-- Work item --
Return a copy of every line in the records that includes the word "tencent".

-- Extracted information --
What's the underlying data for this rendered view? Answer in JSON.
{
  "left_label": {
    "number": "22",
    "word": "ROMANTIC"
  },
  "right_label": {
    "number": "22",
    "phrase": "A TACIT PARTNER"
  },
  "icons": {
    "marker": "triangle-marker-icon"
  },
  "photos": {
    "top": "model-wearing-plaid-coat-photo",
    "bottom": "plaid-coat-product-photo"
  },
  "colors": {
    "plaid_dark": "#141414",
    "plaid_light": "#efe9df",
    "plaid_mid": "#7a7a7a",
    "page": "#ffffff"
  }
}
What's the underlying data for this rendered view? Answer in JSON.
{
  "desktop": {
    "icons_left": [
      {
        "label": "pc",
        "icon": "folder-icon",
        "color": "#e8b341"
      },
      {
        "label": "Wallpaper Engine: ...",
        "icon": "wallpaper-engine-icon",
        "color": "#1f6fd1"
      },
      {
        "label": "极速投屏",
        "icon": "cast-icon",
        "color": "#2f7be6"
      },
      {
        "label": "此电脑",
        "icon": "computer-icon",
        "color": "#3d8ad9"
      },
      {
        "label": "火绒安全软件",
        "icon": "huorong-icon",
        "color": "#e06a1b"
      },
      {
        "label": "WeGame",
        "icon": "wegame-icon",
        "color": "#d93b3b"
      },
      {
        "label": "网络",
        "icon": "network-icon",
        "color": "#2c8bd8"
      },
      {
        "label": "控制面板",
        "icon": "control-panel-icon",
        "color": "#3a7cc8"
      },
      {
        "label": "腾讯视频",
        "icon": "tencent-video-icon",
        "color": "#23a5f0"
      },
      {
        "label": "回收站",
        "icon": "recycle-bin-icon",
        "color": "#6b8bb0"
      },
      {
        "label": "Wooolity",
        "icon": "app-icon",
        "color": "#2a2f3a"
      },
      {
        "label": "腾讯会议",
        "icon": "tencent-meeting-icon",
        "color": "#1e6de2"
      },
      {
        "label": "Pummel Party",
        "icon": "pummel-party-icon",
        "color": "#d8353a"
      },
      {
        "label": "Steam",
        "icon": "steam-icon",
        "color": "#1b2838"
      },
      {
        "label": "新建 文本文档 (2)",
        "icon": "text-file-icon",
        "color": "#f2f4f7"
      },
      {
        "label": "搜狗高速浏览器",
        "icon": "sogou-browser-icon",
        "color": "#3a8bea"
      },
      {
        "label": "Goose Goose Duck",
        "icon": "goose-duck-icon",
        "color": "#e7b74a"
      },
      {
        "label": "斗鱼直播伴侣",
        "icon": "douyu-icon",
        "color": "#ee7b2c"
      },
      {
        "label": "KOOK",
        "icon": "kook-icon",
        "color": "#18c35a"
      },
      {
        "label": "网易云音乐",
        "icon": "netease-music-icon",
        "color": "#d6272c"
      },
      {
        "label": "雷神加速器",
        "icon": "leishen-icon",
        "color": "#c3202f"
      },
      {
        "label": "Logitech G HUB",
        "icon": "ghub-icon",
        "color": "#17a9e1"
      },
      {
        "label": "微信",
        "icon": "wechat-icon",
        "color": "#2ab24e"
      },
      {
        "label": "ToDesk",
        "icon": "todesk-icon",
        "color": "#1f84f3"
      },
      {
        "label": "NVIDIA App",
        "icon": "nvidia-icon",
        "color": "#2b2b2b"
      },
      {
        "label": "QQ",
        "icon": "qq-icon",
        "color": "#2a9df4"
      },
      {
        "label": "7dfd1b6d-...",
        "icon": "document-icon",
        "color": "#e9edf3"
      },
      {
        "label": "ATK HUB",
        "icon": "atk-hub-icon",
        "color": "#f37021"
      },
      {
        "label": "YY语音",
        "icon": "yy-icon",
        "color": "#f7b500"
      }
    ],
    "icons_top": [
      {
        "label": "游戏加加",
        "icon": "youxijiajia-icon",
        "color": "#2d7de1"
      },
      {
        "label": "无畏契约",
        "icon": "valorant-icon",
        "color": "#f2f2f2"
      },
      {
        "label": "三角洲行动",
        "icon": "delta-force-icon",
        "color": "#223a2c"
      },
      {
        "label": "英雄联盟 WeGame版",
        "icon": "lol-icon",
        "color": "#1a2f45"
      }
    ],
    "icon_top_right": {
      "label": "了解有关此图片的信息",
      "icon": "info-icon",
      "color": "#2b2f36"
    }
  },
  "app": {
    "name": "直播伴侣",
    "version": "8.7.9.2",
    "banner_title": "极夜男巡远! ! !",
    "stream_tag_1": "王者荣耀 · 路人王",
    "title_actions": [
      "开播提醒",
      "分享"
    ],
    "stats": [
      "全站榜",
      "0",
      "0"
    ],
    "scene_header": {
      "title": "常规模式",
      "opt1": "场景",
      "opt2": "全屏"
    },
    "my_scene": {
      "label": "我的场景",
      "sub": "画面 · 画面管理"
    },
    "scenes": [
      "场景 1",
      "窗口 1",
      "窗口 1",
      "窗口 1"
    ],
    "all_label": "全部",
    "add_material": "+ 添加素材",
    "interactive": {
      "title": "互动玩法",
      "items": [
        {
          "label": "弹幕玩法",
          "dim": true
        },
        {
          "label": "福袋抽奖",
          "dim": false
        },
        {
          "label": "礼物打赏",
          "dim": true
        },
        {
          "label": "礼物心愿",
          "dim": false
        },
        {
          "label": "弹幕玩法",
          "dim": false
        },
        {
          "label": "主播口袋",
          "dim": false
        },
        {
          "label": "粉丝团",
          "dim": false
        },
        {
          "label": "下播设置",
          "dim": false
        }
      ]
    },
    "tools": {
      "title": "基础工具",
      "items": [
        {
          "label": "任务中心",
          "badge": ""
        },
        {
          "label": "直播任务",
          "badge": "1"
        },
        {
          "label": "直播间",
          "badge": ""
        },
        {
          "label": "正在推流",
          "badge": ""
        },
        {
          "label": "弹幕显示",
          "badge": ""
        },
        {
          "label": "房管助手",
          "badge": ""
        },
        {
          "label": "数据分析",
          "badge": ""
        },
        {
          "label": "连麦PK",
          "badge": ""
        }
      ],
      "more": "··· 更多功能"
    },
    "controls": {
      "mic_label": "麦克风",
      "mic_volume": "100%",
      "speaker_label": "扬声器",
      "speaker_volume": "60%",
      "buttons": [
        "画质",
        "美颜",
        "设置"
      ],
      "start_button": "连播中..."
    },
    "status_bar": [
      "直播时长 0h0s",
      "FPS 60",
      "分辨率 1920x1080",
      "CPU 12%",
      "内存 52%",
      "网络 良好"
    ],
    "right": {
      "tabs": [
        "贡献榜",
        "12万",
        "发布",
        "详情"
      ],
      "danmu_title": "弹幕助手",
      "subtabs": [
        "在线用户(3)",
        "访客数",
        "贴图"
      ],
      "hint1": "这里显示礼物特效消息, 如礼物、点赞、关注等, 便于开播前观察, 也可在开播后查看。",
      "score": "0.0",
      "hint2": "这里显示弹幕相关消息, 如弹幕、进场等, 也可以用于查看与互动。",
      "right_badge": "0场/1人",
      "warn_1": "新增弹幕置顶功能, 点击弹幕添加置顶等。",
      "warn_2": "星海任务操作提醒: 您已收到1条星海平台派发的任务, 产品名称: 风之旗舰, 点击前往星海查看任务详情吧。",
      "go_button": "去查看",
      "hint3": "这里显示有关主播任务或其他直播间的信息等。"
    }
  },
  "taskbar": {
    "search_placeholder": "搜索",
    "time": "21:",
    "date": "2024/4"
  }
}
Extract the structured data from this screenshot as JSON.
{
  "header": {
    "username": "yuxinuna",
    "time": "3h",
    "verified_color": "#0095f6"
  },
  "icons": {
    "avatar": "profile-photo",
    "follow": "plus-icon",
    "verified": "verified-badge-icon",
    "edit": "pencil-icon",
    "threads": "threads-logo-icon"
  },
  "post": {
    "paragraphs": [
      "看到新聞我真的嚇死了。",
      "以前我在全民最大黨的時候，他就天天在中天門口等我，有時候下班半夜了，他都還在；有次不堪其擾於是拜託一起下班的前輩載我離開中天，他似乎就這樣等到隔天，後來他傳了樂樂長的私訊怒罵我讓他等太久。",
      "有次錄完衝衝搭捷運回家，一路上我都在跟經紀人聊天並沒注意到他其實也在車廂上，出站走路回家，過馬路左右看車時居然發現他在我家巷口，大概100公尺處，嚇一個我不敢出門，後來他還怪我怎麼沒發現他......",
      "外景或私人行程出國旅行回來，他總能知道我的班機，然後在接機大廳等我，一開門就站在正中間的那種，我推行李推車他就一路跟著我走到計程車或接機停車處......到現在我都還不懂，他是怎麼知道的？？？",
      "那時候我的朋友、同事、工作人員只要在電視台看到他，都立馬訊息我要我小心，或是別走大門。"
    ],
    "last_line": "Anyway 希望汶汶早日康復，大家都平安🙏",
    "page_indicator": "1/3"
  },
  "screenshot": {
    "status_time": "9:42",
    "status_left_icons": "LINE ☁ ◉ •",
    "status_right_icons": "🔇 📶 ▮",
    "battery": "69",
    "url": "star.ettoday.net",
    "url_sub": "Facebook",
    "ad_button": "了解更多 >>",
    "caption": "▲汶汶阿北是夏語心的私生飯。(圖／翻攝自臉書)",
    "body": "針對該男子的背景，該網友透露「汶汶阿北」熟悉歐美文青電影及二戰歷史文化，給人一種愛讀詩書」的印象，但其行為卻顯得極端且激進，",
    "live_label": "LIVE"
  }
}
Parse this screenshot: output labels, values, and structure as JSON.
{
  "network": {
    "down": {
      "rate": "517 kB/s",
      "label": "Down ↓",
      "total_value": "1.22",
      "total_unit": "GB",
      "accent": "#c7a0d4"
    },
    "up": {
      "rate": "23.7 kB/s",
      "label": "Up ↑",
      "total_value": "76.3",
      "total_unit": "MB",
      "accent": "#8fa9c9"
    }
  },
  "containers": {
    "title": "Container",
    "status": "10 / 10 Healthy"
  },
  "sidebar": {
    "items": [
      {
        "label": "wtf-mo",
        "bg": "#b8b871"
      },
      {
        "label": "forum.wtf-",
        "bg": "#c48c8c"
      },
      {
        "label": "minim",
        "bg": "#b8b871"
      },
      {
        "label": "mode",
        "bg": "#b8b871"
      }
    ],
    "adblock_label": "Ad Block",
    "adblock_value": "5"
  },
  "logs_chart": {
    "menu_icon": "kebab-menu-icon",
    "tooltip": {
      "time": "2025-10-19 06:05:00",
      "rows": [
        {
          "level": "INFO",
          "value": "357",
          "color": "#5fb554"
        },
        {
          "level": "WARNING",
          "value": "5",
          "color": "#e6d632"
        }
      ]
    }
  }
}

-- Finished exercise --
        "icon": "tencent-video-icon",
        "icon": "tencent-meeting-icon",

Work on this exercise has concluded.